Exercise brief: Go through the entries below and pick out every line with "reisen".

(Website and app data records)

-=-=-

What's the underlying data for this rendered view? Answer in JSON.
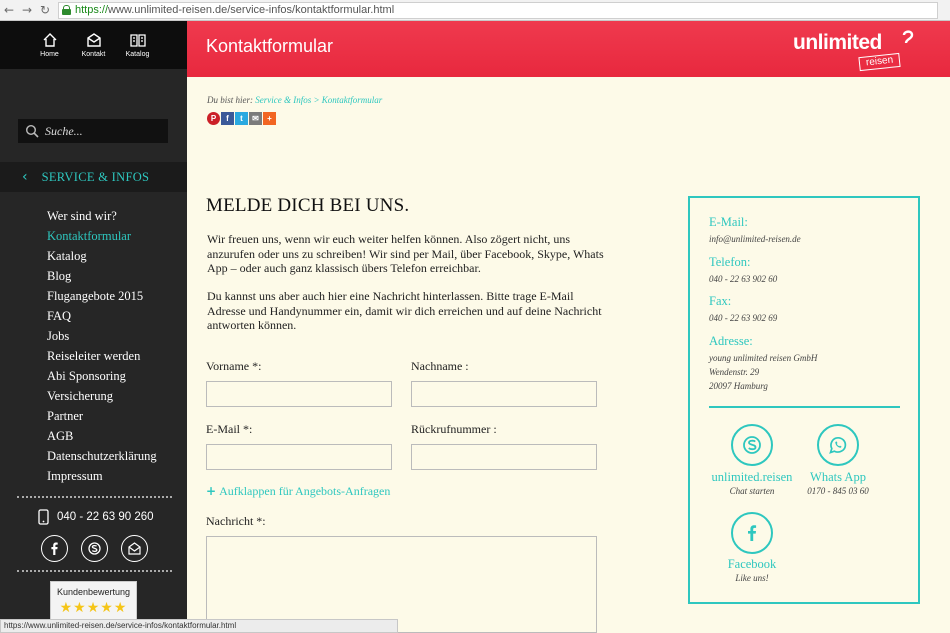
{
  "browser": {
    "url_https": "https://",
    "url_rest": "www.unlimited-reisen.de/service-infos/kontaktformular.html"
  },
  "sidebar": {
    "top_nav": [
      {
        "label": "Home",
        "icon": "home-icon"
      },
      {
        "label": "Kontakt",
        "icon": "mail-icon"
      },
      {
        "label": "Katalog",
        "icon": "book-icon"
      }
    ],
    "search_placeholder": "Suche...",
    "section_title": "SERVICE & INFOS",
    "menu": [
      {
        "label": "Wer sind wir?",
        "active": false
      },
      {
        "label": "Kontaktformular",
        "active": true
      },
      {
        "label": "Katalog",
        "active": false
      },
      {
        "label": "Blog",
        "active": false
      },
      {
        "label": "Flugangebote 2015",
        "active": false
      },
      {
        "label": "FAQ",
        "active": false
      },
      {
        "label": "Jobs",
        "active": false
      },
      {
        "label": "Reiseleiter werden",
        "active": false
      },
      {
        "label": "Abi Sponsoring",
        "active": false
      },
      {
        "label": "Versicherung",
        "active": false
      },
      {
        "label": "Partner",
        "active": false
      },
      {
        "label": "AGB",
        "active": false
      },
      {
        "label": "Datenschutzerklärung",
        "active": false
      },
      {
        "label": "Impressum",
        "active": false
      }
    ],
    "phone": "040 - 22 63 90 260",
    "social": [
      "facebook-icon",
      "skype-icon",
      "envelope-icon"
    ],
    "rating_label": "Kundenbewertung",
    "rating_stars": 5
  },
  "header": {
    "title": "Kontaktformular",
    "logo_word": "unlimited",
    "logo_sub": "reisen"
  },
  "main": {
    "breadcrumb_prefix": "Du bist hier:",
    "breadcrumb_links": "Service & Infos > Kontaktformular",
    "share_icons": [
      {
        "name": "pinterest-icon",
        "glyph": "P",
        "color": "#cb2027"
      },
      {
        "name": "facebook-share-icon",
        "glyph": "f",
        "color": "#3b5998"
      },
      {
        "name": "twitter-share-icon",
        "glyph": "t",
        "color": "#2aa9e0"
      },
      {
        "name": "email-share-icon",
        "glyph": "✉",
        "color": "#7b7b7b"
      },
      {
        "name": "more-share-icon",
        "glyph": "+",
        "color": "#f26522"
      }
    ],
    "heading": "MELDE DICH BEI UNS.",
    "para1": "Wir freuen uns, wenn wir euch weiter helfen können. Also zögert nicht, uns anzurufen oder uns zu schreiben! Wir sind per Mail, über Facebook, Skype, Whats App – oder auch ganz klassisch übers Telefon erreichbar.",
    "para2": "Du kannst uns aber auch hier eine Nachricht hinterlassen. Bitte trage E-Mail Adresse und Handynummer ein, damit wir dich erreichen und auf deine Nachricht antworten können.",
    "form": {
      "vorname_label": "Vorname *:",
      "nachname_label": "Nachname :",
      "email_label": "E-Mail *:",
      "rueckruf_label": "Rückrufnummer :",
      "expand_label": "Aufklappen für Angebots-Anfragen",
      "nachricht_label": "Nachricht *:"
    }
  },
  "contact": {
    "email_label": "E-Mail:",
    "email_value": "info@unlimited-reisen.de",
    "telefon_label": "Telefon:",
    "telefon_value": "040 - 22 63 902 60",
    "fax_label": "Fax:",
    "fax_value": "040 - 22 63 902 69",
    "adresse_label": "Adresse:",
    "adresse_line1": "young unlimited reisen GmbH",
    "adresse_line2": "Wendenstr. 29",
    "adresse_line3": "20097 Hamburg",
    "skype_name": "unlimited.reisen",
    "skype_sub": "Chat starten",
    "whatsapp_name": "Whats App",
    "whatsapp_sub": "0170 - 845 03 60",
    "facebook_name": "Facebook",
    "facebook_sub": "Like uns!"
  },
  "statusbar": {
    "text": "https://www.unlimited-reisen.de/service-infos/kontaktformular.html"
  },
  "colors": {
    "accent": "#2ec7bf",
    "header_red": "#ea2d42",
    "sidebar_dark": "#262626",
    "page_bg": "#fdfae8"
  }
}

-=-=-

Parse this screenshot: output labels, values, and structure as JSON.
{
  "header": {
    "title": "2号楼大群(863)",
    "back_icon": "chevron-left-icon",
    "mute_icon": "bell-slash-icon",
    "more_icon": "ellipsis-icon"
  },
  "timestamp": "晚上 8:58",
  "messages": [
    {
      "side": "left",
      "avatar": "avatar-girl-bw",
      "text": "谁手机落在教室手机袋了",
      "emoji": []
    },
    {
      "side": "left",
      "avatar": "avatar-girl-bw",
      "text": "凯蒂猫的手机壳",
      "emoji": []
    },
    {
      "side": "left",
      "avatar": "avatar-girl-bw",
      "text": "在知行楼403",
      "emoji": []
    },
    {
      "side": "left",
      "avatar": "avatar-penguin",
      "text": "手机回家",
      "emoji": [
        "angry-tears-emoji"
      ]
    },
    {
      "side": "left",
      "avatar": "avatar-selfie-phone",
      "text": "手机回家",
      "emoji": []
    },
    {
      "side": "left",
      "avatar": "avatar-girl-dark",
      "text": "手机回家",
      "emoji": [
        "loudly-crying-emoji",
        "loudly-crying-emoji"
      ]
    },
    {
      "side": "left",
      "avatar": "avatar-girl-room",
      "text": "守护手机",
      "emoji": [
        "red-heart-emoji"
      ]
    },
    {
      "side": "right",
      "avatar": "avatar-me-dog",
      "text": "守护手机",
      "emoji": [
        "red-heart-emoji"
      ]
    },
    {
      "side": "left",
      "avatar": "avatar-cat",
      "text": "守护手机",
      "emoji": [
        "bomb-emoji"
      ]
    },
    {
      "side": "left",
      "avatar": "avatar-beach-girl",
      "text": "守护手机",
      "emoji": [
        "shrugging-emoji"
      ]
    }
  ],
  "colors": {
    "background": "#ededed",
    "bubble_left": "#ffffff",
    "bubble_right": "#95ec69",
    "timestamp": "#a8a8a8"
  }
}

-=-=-

Answer to the exercise:
    "url_rest": "www.unlimited-reisen.de/service-infos/kontaktformular.html"
    "logo_sub": "reisen"
    "email_value": "info@unlimited-reisen.de",
    "adresse_line1": "young unlimited reisen GmbH",
    "skype_name": "unlimited.reisen",
    "text": "https://www.unlimited-reisen.de/service-infos/kontaktformular.html"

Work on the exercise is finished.